───── Records for processing

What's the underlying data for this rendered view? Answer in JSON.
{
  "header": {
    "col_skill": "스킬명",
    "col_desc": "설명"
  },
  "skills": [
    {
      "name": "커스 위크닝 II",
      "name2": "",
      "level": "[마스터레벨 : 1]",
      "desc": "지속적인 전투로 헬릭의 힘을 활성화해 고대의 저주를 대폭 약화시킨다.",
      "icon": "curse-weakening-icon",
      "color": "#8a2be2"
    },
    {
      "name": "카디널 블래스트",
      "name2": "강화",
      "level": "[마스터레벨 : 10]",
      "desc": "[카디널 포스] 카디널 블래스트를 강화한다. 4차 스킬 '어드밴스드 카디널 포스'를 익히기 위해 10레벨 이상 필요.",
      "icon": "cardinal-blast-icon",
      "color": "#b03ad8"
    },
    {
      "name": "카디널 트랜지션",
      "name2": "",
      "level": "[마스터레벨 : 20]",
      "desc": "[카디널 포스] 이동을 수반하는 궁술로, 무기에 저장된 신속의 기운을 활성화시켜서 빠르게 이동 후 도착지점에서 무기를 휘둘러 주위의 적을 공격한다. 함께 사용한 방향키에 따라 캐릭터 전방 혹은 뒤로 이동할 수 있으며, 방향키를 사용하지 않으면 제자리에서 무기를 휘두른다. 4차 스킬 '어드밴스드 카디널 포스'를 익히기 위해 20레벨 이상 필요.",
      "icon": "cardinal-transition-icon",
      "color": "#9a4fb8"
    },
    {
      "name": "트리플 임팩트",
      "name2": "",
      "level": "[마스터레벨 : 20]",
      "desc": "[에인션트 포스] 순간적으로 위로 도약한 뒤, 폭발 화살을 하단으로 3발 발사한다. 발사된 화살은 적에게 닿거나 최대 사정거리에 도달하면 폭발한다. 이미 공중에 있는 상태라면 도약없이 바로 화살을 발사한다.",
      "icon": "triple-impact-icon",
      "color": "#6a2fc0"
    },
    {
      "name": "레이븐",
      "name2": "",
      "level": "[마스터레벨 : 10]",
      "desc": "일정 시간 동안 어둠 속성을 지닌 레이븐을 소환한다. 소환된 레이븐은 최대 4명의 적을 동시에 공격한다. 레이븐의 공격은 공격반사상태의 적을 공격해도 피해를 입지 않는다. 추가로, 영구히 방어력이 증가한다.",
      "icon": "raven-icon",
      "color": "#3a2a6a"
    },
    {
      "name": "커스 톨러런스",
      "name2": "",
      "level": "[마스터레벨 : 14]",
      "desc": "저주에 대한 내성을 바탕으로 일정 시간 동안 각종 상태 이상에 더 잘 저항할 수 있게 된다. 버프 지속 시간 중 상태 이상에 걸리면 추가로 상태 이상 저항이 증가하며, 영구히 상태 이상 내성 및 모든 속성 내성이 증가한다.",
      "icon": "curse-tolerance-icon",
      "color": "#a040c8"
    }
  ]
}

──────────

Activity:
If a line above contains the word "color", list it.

Completed exercise:
      "color": "#8a2be2"
      "color": "#b03ad8"
      "color": "#9a4fb8"
      "color": "#6a2fc0"
      "color": "#3a2a6a"
      "color": "#a040c8"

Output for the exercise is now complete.